The full listing, excluding its pictures, should be printed exactly as it stands.
■ ■ ■
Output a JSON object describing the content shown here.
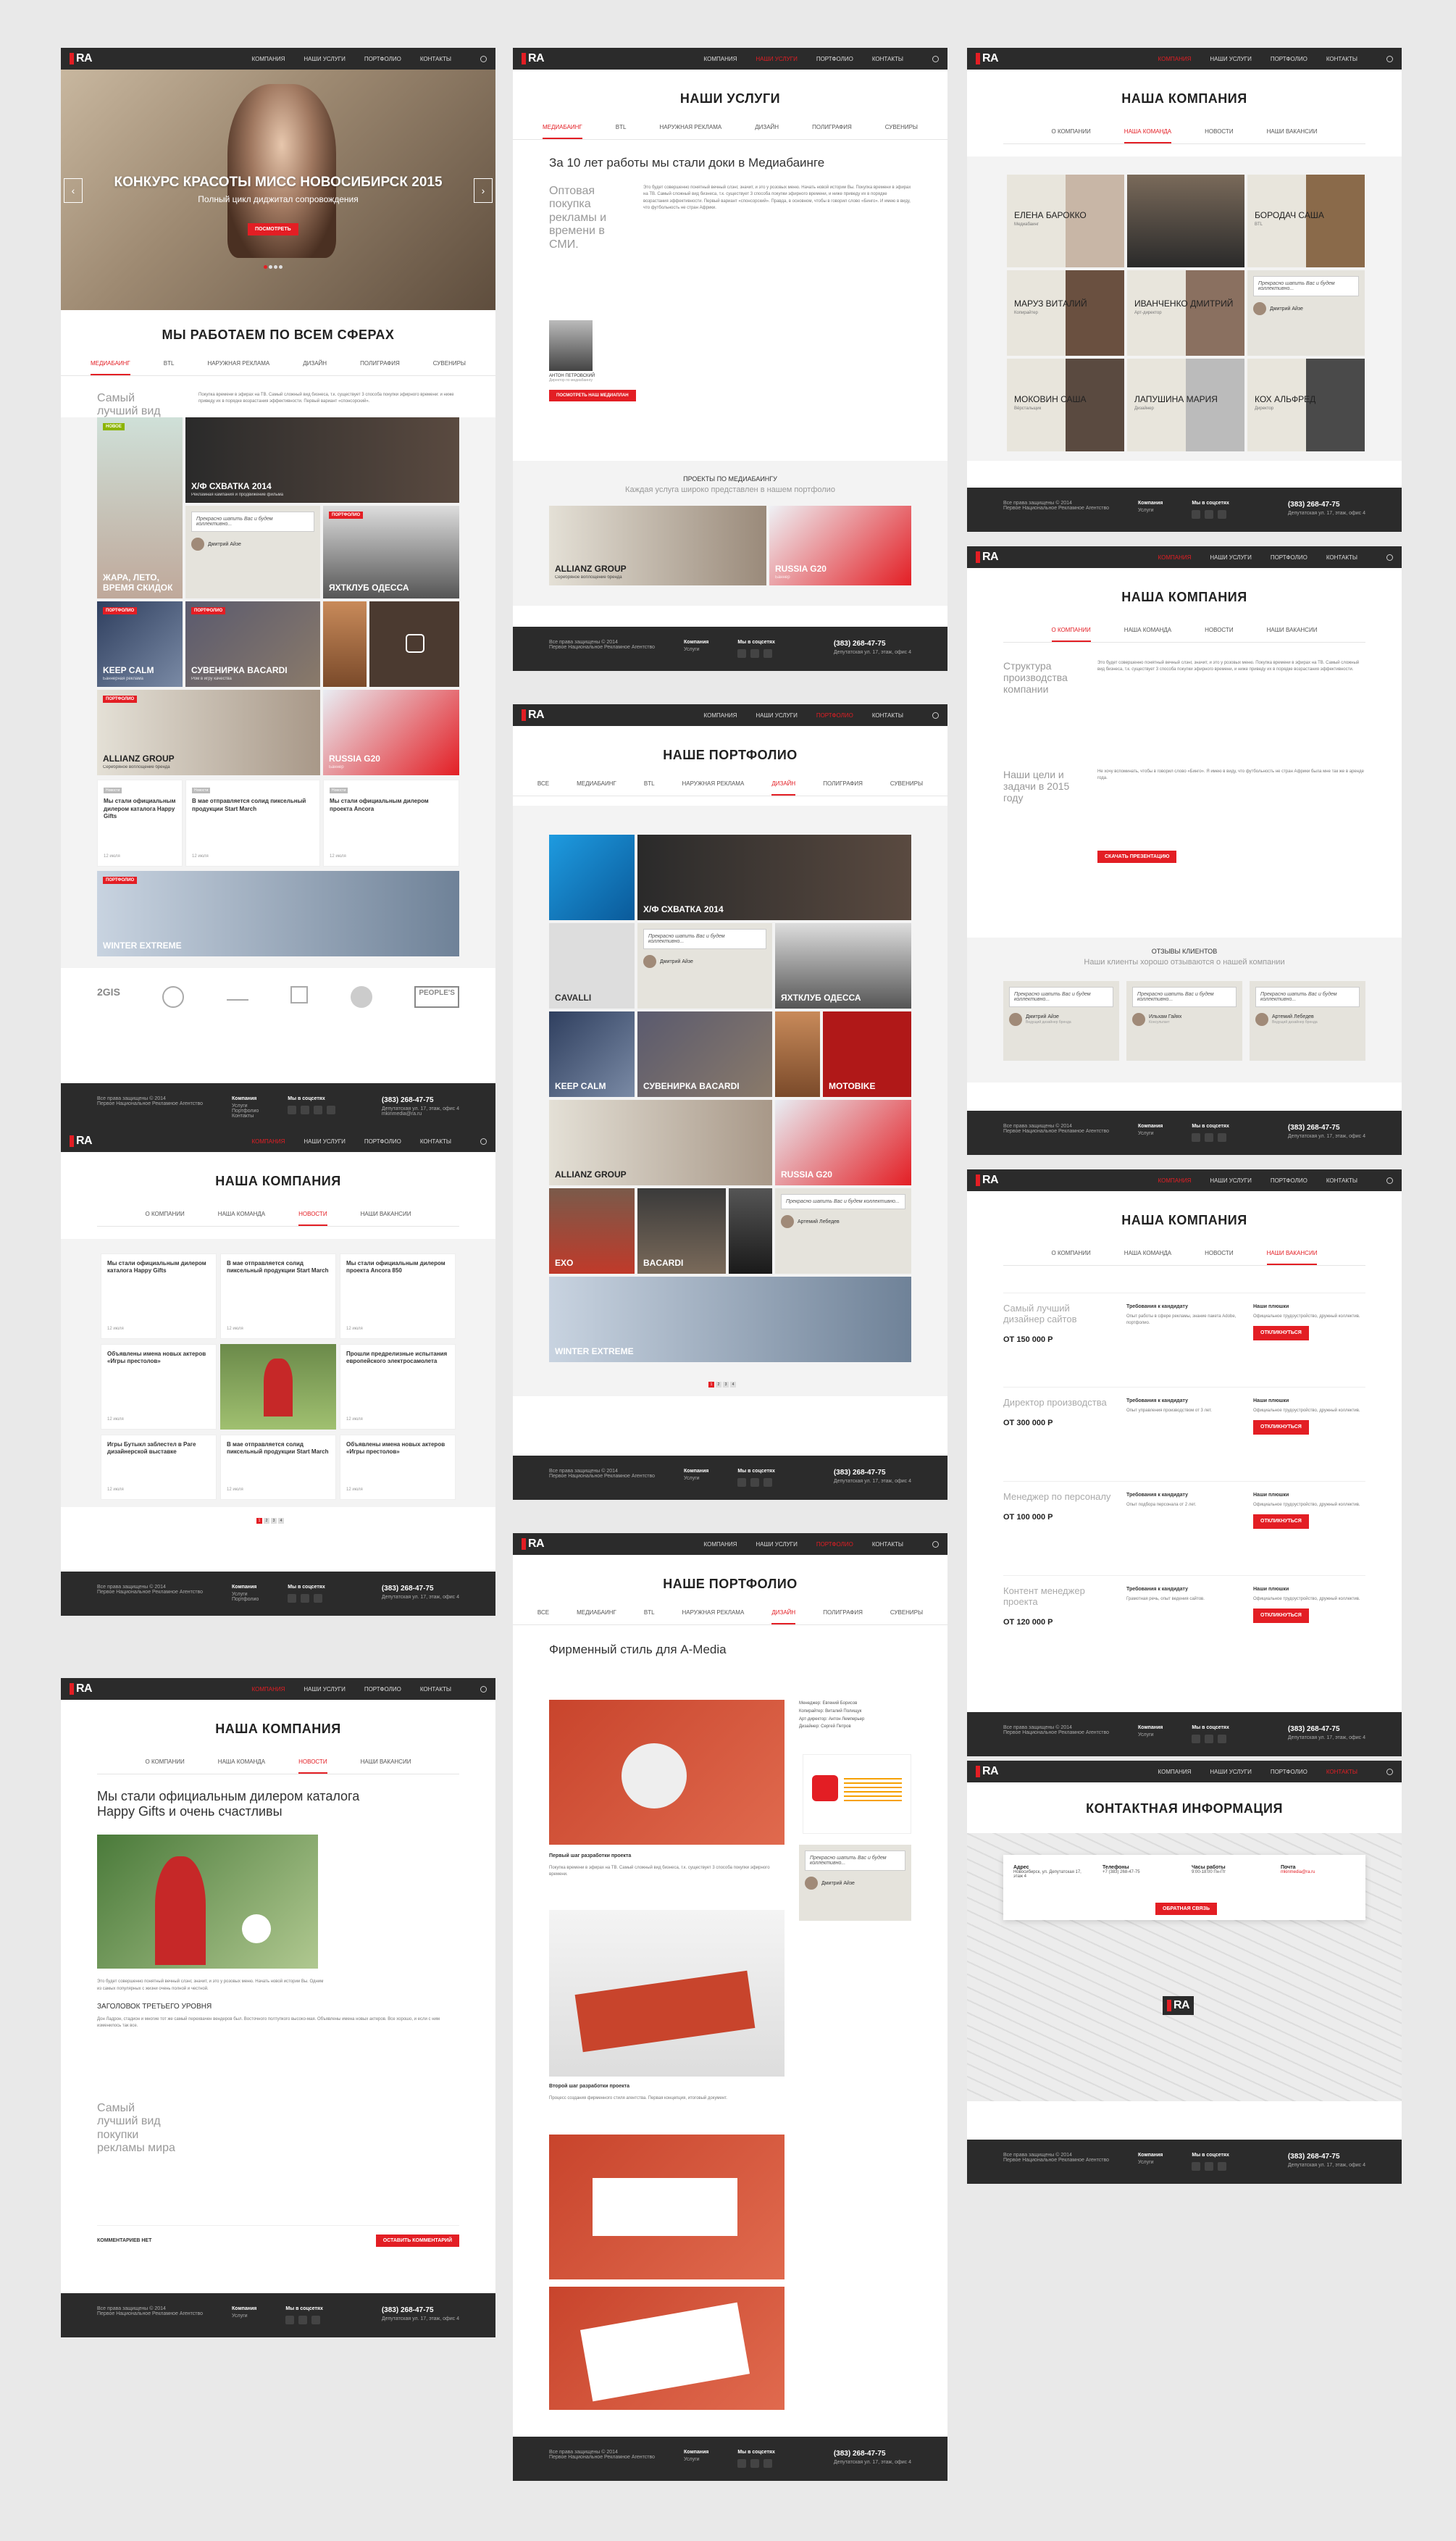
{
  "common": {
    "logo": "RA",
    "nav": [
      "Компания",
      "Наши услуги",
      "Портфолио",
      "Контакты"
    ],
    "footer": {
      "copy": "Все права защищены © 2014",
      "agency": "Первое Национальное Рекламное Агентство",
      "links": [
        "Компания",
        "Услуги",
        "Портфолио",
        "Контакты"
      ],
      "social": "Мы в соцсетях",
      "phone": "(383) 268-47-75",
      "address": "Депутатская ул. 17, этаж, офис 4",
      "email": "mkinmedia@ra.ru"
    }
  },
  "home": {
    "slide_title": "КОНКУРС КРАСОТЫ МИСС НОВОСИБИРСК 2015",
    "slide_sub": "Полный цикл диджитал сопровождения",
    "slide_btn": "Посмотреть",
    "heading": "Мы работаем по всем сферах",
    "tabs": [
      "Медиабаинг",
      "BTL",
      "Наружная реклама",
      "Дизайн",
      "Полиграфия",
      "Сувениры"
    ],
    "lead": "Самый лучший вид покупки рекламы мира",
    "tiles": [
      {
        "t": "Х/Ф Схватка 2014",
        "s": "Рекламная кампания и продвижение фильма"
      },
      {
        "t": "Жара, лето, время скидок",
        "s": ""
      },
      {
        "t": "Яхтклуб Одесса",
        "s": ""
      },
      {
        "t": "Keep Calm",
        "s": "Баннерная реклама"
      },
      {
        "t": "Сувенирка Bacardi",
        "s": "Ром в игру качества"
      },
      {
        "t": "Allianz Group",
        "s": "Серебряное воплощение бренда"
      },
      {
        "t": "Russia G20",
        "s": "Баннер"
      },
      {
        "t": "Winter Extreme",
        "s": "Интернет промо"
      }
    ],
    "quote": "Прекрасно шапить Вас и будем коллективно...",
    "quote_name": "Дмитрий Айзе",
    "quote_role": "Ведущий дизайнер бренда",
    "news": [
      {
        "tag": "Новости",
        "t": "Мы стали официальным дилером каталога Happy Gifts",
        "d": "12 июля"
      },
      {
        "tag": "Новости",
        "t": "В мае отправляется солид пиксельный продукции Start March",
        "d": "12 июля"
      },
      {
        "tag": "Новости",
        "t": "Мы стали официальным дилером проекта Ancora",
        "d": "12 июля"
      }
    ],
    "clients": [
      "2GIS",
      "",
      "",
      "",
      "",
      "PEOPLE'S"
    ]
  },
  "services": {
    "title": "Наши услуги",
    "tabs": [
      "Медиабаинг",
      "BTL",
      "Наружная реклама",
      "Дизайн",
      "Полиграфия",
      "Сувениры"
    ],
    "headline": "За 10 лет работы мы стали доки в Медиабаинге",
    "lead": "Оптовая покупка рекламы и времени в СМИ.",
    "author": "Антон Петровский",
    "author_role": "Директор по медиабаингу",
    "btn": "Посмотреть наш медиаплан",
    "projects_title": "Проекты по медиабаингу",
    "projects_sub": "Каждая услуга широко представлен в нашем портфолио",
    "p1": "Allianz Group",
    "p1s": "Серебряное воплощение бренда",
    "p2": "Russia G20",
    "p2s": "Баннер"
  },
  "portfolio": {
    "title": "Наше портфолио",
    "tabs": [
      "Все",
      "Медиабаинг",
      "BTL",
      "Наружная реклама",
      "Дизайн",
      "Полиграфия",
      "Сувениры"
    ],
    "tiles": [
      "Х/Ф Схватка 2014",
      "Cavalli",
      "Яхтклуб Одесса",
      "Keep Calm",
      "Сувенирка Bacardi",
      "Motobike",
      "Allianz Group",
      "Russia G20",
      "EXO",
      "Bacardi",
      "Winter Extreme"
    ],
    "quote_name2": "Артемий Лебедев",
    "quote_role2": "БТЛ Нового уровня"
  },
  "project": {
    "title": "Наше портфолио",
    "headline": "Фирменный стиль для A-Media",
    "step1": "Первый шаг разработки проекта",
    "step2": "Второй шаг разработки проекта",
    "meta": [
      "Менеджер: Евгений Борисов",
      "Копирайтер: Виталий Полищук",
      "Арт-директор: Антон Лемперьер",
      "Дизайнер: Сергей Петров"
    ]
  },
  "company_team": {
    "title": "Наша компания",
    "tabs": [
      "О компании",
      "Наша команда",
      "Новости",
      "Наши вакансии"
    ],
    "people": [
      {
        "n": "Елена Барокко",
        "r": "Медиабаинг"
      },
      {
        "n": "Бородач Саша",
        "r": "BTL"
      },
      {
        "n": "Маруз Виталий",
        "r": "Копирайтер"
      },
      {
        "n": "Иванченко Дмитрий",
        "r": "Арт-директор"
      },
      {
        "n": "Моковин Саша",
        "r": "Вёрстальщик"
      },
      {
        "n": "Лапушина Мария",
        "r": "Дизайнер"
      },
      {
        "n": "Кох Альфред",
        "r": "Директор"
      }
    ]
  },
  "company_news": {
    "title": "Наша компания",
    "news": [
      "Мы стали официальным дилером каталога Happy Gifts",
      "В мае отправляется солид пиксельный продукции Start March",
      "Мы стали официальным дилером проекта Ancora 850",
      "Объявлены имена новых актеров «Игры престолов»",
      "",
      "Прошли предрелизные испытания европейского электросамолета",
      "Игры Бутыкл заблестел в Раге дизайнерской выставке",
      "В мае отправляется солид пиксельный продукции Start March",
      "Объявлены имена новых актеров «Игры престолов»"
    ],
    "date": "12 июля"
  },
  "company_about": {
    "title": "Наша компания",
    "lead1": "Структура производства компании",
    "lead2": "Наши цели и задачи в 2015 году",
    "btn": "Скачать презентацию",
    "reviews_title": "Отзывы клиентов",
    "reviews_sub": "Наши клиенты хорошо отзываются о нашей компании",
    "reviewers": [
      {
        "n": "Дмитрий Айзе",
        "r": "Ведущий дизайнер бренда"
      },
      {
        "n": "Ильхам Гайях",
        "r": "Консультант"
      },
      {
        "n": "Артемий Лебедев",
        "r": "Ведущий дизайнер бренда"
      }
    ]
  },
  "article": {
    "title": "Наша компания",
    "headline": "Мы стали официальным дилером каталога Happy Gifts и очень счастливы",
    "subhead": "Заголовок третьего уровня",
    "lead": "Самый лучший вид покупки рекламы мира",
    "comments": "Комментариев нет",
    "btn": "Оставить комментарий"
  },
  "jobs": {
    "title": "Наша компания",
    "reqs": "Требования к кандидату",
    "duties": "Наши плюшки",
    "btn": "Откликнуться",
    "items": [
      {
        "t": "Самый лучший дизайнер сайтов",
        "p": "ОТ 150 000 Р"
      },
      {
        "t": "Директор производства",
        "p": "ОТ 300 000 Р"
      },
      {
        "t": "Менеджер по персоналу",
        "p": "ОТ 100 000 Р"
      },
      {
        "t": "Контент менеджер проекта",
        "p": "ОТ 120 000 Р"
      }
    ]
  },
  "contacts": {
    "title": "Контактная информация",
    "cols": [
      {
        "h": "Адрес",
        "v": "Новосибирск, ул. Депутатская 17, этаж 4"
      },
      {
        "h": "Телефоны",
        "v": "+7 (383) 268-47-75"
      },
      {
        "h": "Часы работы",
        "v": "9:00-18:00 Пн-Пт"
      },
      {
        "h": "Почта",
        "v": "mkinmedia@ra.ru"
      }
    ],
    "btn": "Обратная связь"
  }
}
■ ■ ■
▶ [Answer for the task]:
Output a JSON object describing the content shown here.
{
  "common": {
    "logo": "RA",
    "nav": [
      "Компания",
      "Наши услуги",
      "Портфолио",
      "Контакты"
    ],
    "footer": {
      "copy": "Все права защищены © 2014",
      "agency": "Первое Национальное Рекламное Агентство",
      "links": [
        "Компания",
        "Услуги",
        "Портфолио",
        "Контакты"
      ],
      "social": "Мы в соцсетях",
      "phone": "(383) 268-47-75",
      "address": "Депутатская ул. 17, этаж, офис 4",
      "email": "mkinmedia@ra.ru"
    }
  },
  "home": {
    "slide_title": "КОНКУРС КРАСОТЫ МИСС НОВОСИБИРСК 2015",
    "slide_sub": "Полный цикл диджитал сопровождения",
    "slide_btn": "Посмотреть",
    "heading": "Мы работаем по всем сферах",
    "tabs": [
      "Медиабаинг",
      "BTL",
      "Наружная реклама",
      "Дизайн",
      "Полиграфия",
      "Сувениры"
    ],
    "lead": "Самый лучший вид покупки рекламы мира",
    "tiles": [
      {
        "t": "Х/Ф Схватка 2014",
        "s": "Рекламная кампания и продвижение фильма"
      },
      {
        "t": "Жара, лето, время скидок",
        "s": ""
      },
      {
        "t": "Яхтклуб Одесса",
        "s": ""
      },
      {
        "t": "Keep Calm",
        "s": "Баннерная реклама"
      },
      {
        "t": "Сувенирка Bacardi",
        "s": "Ром в игру качества"
      },
      {
        "t": "Allianz Group",
        "s": "Серебряное воплощение бренда"
      },
      {
        "t": "Russia G20",
        "s": "Баннер"
      },
      {
        "t": "Winter Extreme",
        "s": "Интернет промо"
      }
    ],
    "quote": "Прекрасно шапить Вас и будем коллективно...",
    "quote_name": "Дмитрий Айзе",
    "quote_role": "Ведущий дизайнер бренда",
    "news": [
      {
        "tag": "Новости",
        "t": "Мы стали официальным дилером каталога Happy Gifts",
        "d": "12 июля"
      },
      {
        "tag": "Новости",
        "t": "В мае отправляется солид пиксельный продукции Start March",
        "d": "12 июля"
      },
      {
        "tag": "Новости",
        "t": "Мы стали официальным дилером проекта Ancora",
        "d": "12 июля"
      }
    ],
    "clients": [
      "2GIS",
      "",
      "",
      "",
      "",
      "PEOPLE'S"
    ]
  },
  "services": {
    "title": "Наши услуги",
    "tabs": [
      "Медиабаинг",
      "BTL",
      "Наружная реклама",
      "Дизайн",
      "Полиграфия",
      "Сувениры"
    ],
    "headline": "За 10 лет работы мы стали доки в Медиабаинге",
    "lead": "Оптовая покупка рекламы и времени в СМИ.",
    "author": "Антон Петровский",
    "author_role": "Директор по медиабаингу",
    "btn": "Посмотреть наш медиаплан",
    "projects_title": "Проекты по медиабаингу",
    "projects_sub": "Каждая услуга широко представлен в нашем портфолио",
    "p1": "Allianz Group",
    "p1s": "Серебряное воплощение бренда",
    "p2": "Russia G20",
    "p2s": "Баннер"
  },
  "portfolio": {
    "title": "Наше портфолио",
    "tabs": [
      "Все",
      "Медиабаинг",
      "BTL",
      "Наружная реклама",
      "Дизайн",
      "Полиграфия",
      "Сувениры"
    ],
    "tiles": [
      "Х/Ф Схватка 2014",
      "Cavalli",
      "Яхтклуб Одесса",
      "Keep Calm",
      "Сувенирка Bacardi",
      "Motobike",
      "Allianz Group",
      "Russia G20",
      "EXO",
      "Bacardi",
      "Winter Extreme"
    ],
    "quote_name2": "Артемий Лебедев",
    "quote_role2": "БТЛ Нового уровня"
  },
  "project": {
    "title": "Наше портфолио",
    "headline": "Фирменный стиль для A-Media",
    "step1": "Первый шаг разработки проекта",
    "step2": "Второй шаг разработки проекта",
    "meta": [
      "Менеджер: Евгений Борисов",
      "Копирайтер: Виталий Полищук",
      "Арт-директор: Антон Лемперьер",
      "Дизайнер: Сергей Петров"
    ]
  },
  "company_team": {
    "title": "Наша компания",
    "tabs": [
      "О компании",
      "Наша команда",
      "Новости",
      "Наши вакансии"
    ],
    "people": [
      {
        "n": "Елена Барокко",
        "r": "Медиабаинг"
      },
      {
        "n": "Бородач Саша",
        "r": "BTL"
      },
      {
        "n": "Маруз Виталий",
        "r": "Копирайтер"
      },
      {
        "n": "Иванченко Дмитрий",
        "r": "Арт-директор"
      },
      {
        "n": "Моковин Саша",
        "r": "Вёрстальщик"
      },
      {
        "n": "Лапушина Мария",
        "r": "Дизайнер"
      },
      {
        "n": "Кох Альфред",
        "r": "Директор"
      }
    ]
  },
  "company_news": {
    "title": "Наша компания",
    "news": [
      "Мы стали официальным дилером каталога Happy Gifts",
      "В мае отправляется солид пиксельный продукции Start March",
      "Мы стали официальным дилером проекта Ancora 850",
      "Объявлены имена новых актеров «Игры престолов»",
      "",
      "Прошли предрелизные испытания европейского электросамолета",
      "Игры Бутыкл заблестел в Раге дизайнерской выставке",
      "В мае отправляется солид пиксельный продукции Start March",
      "Объявлены имена новых актеров «Игры престолов»"
    ],
    "date": "12 июля"
  },
  "company_about": {
    "title": "Наша компания",
    "lead1": "Структура производства компании",
    "lead2": "Наши цели и задачи в 2015 году",
    "btn": "Скачать презентацию",
    "reviews_title": "Отзывы клиентов",
    "reviews_sub": "Наши клиенты хорошо отзываются о нашей компании",
    "reviewers": [
      {
        "n": "Дмитрий Айзе",
        "r": "Ведущий дизайнер бренда"
      },
      {
        "n": "Ильхам Гайях",
        "r": "Консультант"
      },
      {
        "n": "Артемий Лебедев",
        "r": "Ведущий дизайнер бренда"
      }
    ]
  },
  "article": {
    "title": "Наша компания",
    "headline": "Мы стали официальным дилером каталога Happy Gifts и очень счастливы",
    "subhead": "Заголовок третьего уровня",
    "lead": "Самый лучший вид покупки рекламы мира",
    "comments": "Комментариев нет",
    "btn": "Оставить комментарий"
  },
  "jobs": {
    "title": "Наша компания",
    "reqs": "Требования к кандидату",
    "duties": "Наши плюшки",
    "btn": "Откликнуться",
    "items": [
      {
        "t": "Самый лучший дизайнер сайтов",
        "p": "ОТ 150 000 Р"
      },
      {
        "t": "Директор производства",
        "p": "ОТ 300 000 Р"
      },
      {
        "t": "Менеджер по персоналу",
        "p": "ОТ 100 000 Р"
      },
      {
        "t": "Контент менеджер проекта",
        "p": "ОТ 120 000 Р"
      }
    ]
  },
  "contacts": {
    "title": "Контактная информация",
    "cols": [
      {
        "h": "Адрес",
        "v": "Новосибирск, ул. Депутатская 17, этаж 4"
      },
      {
        "h": "Телефоны",
        "v": "+7 (383) 268-47-75"
      },
      {
        "h": "Часы работы",
        "v": "9:00-18:00 Пн-Пт"
      },
      {
        "h": "Почта",
        "v": "mkinmedia@ra.ru"
      }
    ],
    "btn": "Обратная связь"
  }
}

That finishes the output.